- Taxpayer funded meetings held offsite are now effectively banned. These were discontinued after the State Auditor commented on the inappropriateness of this practice, however we never formally ended them and both Mayor Brede and Council President Staver express a desire to restart these meetings. Myself and Councilmember Campion were accused of “Pulling a Kaepernick” for protesting these meetings.
- Public Board & Commission meetings will also be video recorded and archived.
- All recordings must be of a quality whereby comments and materials must be understood and attributed to the person making the comments.
- The City will create rochestermn.gov/transparency
- At committee meetings the Council will be seated around a table.
So you might wonder why we aren’t already doing this. Well, a number of elected and appointed officials have opposed much of this in the past. Here who as opposed local government transparency measures in the past:
- Former Mayor Ardell Brede – Vetoed transparency measures in 2018 and called “Transparency” “An Overused Word.” Wanted to continue dinner meetings and discussion with no public record.
- Former Councilmember Ed Hruska – Voted against transparency measures in 2018, voted to sustain the Mayor’s veto.
- Former Councilmember Mark Hickey – Voted against transparency measures in 2018, voted to sustain the Mayor’s veto. Specifically commented that our official committee meetings did new need better access nor recordings.
- Former City Administrator Stevan Kvenvold – A persistet and vocal opponent of transparency. Over the years he fought against audio recordings of committee meetings, live streaming of meetings, holding dinner meetings in accessible locations, stopping dinner meetings, having agendas and minutes at all meetings, and making more data public. The final straw for me was when he would suggest how much financing we should give to developers in the dinner meetings with no on around. At one of these meetings he even looked at a media person there and said don’t report this.

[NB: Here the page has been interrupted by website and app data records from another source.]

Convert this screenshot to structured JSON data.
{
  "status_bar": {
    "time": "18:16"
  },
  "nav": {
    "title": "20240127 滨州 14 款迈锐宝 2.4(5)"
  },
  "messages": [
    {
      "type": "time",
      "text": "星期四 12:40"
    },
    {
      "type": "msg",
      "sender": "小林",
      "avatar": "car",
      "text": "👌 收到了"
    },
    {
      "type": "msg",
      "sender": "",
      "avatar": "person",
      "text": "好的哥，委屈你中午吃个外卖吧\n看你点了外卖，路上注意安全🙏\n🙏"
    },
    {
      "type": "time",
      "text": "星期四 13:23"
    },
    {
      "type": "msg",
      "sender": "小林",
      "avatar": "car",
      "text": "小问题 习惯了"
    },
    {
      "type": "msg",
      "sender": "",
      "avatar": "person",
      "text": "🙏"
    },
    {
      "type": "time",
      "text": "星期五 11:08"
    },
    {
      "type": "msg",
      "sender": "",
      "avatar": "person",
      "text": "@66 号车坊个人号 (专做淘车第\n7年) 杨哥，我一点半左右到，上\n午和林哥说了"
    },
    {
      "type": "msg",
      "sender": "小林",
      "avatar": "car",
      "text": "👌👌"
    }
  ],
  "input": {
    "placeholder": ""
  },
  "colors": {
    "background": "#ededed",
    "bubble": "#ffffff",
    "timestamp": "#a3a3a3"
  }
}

- Former City Attorney Terry Adkins – No position on most the other issues but was a supporter of the dinner meeting practice until the State Auditor crackdown.
- Council President Randy Staver – He actually voted for the transparency measures in 2018, and then after the Mayor vetoed the measures, he changed his vote without an explanation so as to sustain the veto block the public from seeing most of our official meetings. Stop and think about this… This happened in 2018… This is not OK.
Who knows where Staver will land on this, and frankly I don’t care. I hope the rest of the Council makes this a solid 6-1 vote and sticks one more nail in the coffin of “Government hidden from the people” in 2019.